If you want to take it one step further, look for toys that are made out of sustainable materials. Silicone is a durable, hygienic, nontoxic material, but it's not recyclable-that bright blue dildo will live in a landfill forever. Aluminum, glass and wood are not only recyclable, but can also be made of renewable resources. Plus, they often double as unique works of art!

Parabens are a second type of chemical that may be linked to cancer and may impact the human reproductive system. Again, research is not conclusive on this issue, but many people choose to avoid parabens, which are widely found in cosmetics and body-care products-including sexual lubricants. Look for lubes that are paraben-free and, while you're at it, check out some of the organic lubricants that have been introduced over the past year. Organic, paraben-free lubes are one of the top-selling products at the Tool Shed.

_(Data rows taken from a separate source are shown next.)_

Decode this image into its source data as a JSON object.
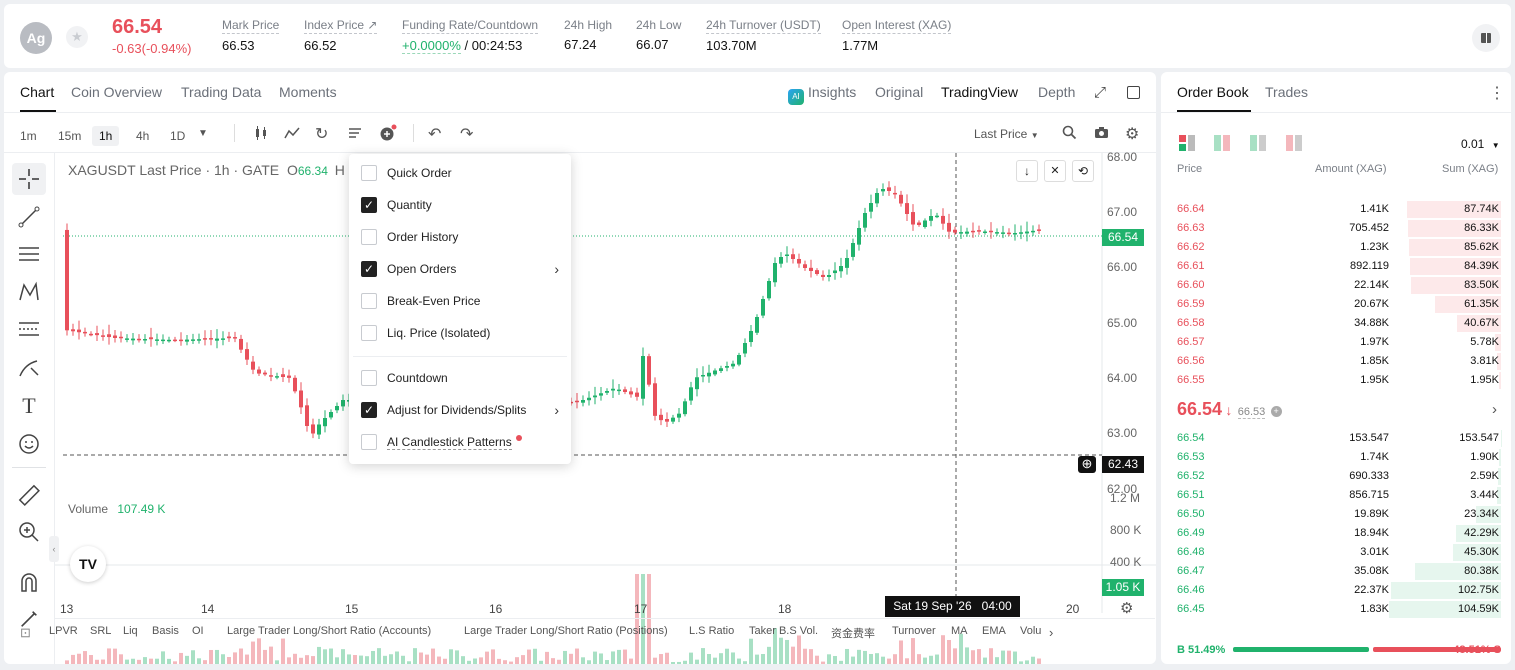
{
  "ticker": {
    "avatar": "Ag",
    "last_price": "66.54",
    "change": "-0.63(-0.94%)",
    "stats": [
      {
        "label": "Mark Price",
        "value": "66.53"
      },
      {
        "label": "Index Price ↗",
        "value": "66.52"
      },
      {
        "label": "Funding Rate/Countdown",
        "value_green": "+0.0000%",
        "value": " / 00:24:53"
      },
      {
        "label": "24h High",
        "value": "67.24"
      },
      {
        "label": "24h Low",
        "value": "66.07"
      },
      {
        "label": "24h Turnover (USDT)",
        "value": "103.70M"
      },
      {
        "label": "Open Interest (XAG)",
        "value": "1.77M"
      }
    ]
  },
  "chart_tabs": [
    "Chart",
    "Coin Overview",
    "Trading Data",
    "Moments"
  ],
  "view_tabs": {
    "insights": "Insights",
    "original": "Original",
    "tradingview": "TradingView",
    "depth": "Depth"
  },
  "intervals": [
    "1m",
    "15m",
    "1h",
    "4h",
    "1D"
  ],
  "price_type": "Last Price",
  "chart_header": {
    "title": "XAGUSDT Last Price · 1h · GATE",
    "o_label": "O",
    "o_value": "66.34",
    "h_label": "H"
  },
  "volume": {
    "label": "Volume",
    "value": "107.49 K"
  },
  "price_badges": {
    "current": "66.54",
    "cross": "62.43",
    "volume": "1.05 K"
  },
  "y_axis": [
    "68.00",
    "67.00",
    "66.00",
    "65.00",
    "64.00",
    "63.00",
    "62.00"
  ],
  "vol_axis": [
    "1.2 M",
    "800 K",
    "400 K"
  ],
  "x_axis": [
    "13",
    "14",
    "15",
    "16",
    "17",
    "18",
    "20"
  ],
  "crosshair_time": "Sat 19 Sep '26   04:00",
  "bottom_indicators": [
    "LPVR",
    "SRL",
    "Liq",
    "Basis",
    "OI",
    "Large Trader Long/Short Ratio (Accounts)",
    "Large Trader Long/Short Ratio (Positions)",
    "L.S Ratio",
    "Taker B.S Vol.",
    "资金费率",
    "Turnover",
    "MA",
    "EMA",
    "Volu"
  ],
  "menu": [
    {
      "label": "Quick Order",
      "checked": false
    },
    {
      "label": "Quantity",
      "checked": true
    },
    {
      "label": "Order History",
      "checked": false
    },
    {
      "label": "Open Orders",
      "checked": true,
      "submenu": true
    },
    {
      "label": "Break-Even Price",
      "checked": false
    },
    {
      "label": "Liq. Price (Isolated)",
      "checked": false
    },
    {
      "label": "Countdown",
      "checked": false
    },
    {
      "label": "Adjust for Dividends/Splits",
      "checked": true,
      "submenu": true
    },
    {
      "label": "AI Candlestick Patterns",
      "checked": false
    }
  ],
  "orderbook": {
    "tabs": [
      "Order Book",
      "Trades"
    ],
    "precision": "0.01",
    "headers": [
      "Price",
      "Amount (XAG)",
      "Sum (XAG)"
    ],
    "asks": [
      {
        "price": "66.64",
        "amount": "1.41K",
        "sum": "87.74K",
        "depth": 0.84
      },
      {
        "price": "66.63",
        "amount": "705.452",
        "sum": "86.33K",
        "depth": 0.83
      },
      {
        "price": "66.62",
        "amount": "1.23K",
        "sum": "85.62K",
        "depth": 0.82
      },
      {
        "price": "66.61",
        "amount": "892.119",
        "sum": "84.39K",
        "depth": 0.81
      },
      {
        "price": "66.60",
        "amount": "22.14K",
        "sum": "83.50K",
        "depth": 0.8
      },
      {
        "price": "66.59",
        "amount": "20.67K",
        "sum": "61.35K",
        "depth": 0.59
      },
      {
        "price": "66.58",
        "amount": "34.88K",
        "sum": "40.67K",
        "depth": 0.39
      },
      {
        "price": "66.57",
        "amount": "1.97K",
        "sum": "5.78K",
        "depth": 0.055
      },
      {
        "price": "66.56",
        "amount": "1.85K",
        "sum": "3.81K",
        "depth": 0.036
      },
      {
        "price": "66.55",
        "amount": "1.95K",
        "sum": "1.95K",
        "depth": 0.019
      }
    ],
    "mid": {
      "price": "66.54",
      "arrow": "↓",
      "mark": "66.53"
    },
    "bids": [
      {
        "price": "66.54",
        "amount": "153.547",
        "sum": "153.547",
        "depth": 0.0015
      },
      {
        "price": "66.53",
        "amount": "1.74K",
        "sum": "1.90K",
        "depth": 0.018
      },
      {
        "price": "66.52",
        "amount": "690.333",
        "sum": "2.59K",
        "depth": 0.025
      },
      {
        "price": "66.51",
        "amount": "856.715",
        "sum": "3.44K",
        "depth": 0.033
      },
      {
        "price": "66.50",
        "amount": "19.89K",
        "sum": "23.34K",
        "depth": 0.22
      },
      {
        "price": "66.49",
        "amount": "18.94K",
        "sum": "42.29K",
        "depth": 0.4
      },
      {
        "price": "66.48",
        "amount": "3.01K",
        "sum": "45.30K",
        "depth": 0.43
      },
      {
        "price": "66.47",
        "amount": "35.08K",
        "sum": "80.38K",
        "depth": 0.77
      },
      {
        "price": "66.46",
        "amount": "22.37K",
        "sum": "102.75K",
        "depth": 0.98
      },
      {
        "price": "66.45",
        "amount": "1.83K",
        "sum": "104.59K",
        "depth": 1.0
      }
    ],
    "buy_ratio": "B 51.49%",
    "sell_ratio": "48.51% S",
    "buy_fraction": 0.5149
  },
  "colors": {
    "up": "#20b26c",
    "down": "#e8505b"
  }
}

Another environmental concern with sex toys, as with all consumer products, is the waste they may generate. Toys that vibrate usually use batteries, which contain heavy metals that can contaminate the environment if not properly disposed of. You can choose to use rechargeable batteries in your toys, although we have found during in-store testing that rechargeable batteries are noticeably less powerful when used in sex toys. You can also choose to purchase rechargeable vibrators, which are actually more powerful, quieter and of higher quality than most battery-operated vibrators. Not only will you never buy batteries for your toy again, but rechargeable vibes tend to last longer than other toys, thereby reducing the waste that comes from throwing away a toy that has reached the end of its buzzy little life. Rechargeable vibrators cost a bit more upfront, but in the long run you will both save money and produce less waste.

If you're interested in learning more, I'm holding a free workshop called "Greening Your Sex Life" at the Tool Shed on Saturday, April 11, at 2 p.m. See some of the products I mention in this article in action and get a chance to ask questions, plus get 10% off any purchases made after the class (which can be a nice chunk of change if you're thinking about buying a rechargeable vibe!).

Want Laura to answer your questions in SEXpress? Send them tolaura@shepex.com. Not all questions received will be answered in the column, and Laura cannot provide personal answers to questions that do not appear here. Questions sent to this address may be reproduced in this column, both in print and online, and may be edited for clarity and content.

Laura Anne Stuart has a master's degree in public health and has worked as a sexuality educator for more than a decade. She owns theTool Shed, an erotic boutique on Milwaukee's East Side.